KL: For us, it’s about making sure we continue to deliver an everyday payment experience that’s simple, delightful and connected. We’re always looking to make money fun. What we’ve seen is that If we get that right, the growth will follow. And we’re really excited about the launch of our first-ever nationwide brand campaign that kicked off this month, “Pony Up on Venmo.”
Pony Up on Venmo puts a twist on the popular idiom by offering Venmo as a better way to send and receive money. Whether it’s through emoji or a simple payment note, Venmo reminds you of the great experience you had with your friends, and even extends those memories with inside jokes.
BC: Could you tell us a little bit about the culture at Venmo and how innovation and disruption is kept at the core?
KL: Venmo has disrupted the payments industry and in many ways created social payments. Needless to say, innovation is definitely something that we spend a lot of time thinking about. It’s critical for us to stay true to our mission—always finding new ways to change how people interact with money and with each other.
In August, for example, we held “Hack Week” at Venmo as an opportunity for the whole team to get together and pitch new ideas to the business—ideas related to how Venmo can expand or engage or innovate within the existing Venmo experience. The week begins with a lot of pitches. Then, employees get to choose a group or an initiative that he/she wants to join and work on. At the end of that week, teams present their work to the rest of the company. It’s really fun working with actual prototypes and videos, so everyone feels engaged and inspired. Hack week also fuels fresh thinking and helps us to map out the road ahead.

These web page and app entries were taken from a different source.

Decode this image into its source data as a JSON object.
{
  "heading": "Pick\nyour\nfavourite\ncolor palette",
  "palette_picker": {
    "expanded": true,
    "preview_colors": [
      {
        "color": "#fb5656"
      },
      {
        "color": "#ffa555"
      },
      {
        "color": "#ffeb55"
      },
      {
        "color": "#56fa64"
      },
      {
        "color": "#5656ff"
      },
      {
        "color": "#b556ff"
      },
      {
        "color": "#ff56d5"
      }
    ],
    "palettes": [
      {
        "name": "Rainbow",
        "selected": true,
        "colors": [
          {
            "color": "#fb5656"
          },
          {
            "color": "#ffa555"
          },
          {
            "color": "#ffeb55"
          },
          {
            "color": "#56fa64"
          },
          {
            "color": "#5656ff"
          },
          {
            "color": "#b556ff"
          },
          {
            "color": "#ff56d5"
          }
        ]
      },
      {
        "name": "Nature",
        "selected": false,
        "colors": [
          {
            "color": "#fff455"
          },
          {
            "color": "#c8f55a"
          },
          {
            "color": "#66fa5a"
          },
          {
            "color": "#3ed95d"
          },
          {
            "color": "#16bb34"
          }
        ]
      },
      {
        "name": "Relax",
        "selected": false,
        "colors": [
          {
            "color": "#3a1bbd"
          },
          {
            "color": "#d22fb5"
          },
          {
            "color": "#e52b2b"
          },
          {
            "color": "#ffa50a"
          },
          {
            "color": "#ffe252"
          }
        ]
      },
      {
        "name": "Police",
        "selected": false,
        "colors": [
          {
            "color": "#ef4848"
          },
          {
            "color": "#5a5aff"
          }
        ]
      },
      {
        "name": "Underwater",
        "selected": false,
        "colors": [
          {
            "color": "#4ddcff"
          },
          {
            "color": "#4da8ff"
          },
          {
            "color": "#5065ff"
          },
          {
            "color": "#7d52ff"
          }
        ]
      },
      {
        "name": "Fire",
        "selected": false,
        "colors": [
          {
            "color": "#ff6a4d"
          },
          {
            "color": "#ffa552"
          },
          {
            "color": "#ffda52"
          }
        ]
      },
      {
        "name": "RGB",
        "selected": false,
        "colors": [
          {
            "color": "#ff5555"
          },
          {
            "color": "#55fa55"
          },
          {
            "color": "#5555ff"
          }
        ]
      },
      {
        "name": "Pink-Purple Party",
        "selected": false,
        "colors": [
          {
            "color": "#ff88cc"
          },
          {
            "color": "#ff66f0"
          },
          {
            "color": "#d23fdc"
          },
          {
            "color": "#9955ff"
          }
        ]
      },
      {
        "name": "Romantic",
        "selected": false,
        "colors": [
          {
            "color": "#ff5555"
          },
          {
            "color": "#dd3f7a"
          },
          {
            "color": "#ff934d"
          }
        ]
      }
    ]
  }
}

BC: We were curious is there one up-and-coming brand that has caught your eye or has inspired you to take on some new initiatives at Venmo?
KL: Netflix immediately comes to mind. For me, it takes the cake for a couple of reasons. First, Netflix is a brand that has reinvented itself consistently by continually adapting its business model—and I think this is really critical for us to consider from a brand experience perspective. Netflix is constantly finding new ways to stay relevant. It has a fearless attitude and makes bold, but highly strategic, moves that shift the company to completely new spaces time and time again. There is no question those bold moves have paid off. Sometimes, brands are paralyzed by data and the incremental day to day —and fail to look at what is next. Oftentimes, such companies cannot make big, bold moves because they are afraid of disrupting what they currently have.
BC: When you look at some of these heritage brands like American Express or Nike—brands that have been around for many decades—are there any that inspire you? What lessons have you learned from their ability to grow over many, many decades?
KL: I personally look up to brands that have a very clear purpose, a very well-defined customer, and deliver on that value proposition at every touch point—and get better and better at it every time. I think the challenge for established brands is to continuously get better and better at what they do. You cannot reach your pinnacle when you already think you’re there.
BC: Venmo is creatively engaging millennials by using emojis, for example. Can you talk about how you’re exploring new ways of communicating—and what that opens up and gives you permission to do as a brand?
KL: Recognizing that emoji use is increasing, we introduced a feature that we call emoji autocomplete. We’re constantly trying to make it easier, more delightful, more intuitive for our users to express themselves. Venmo is not just about paying for beer and pizza. The second most-used emoji used on Venmo, for example, is a house for rent. This illustrates that emoji use is not just for those fun moments, but it’s also for life’s everyday moments as well.
Watch this space because we are constantly looking at how that language can evolve, how we can make it richer, more engaging, and more intuitive. It’s all about self-expression for the user. It’s really exciting to think about how Venmo and the use of those shortcuts—whether they are emojis or something else—have the potential to grow and expand in the future.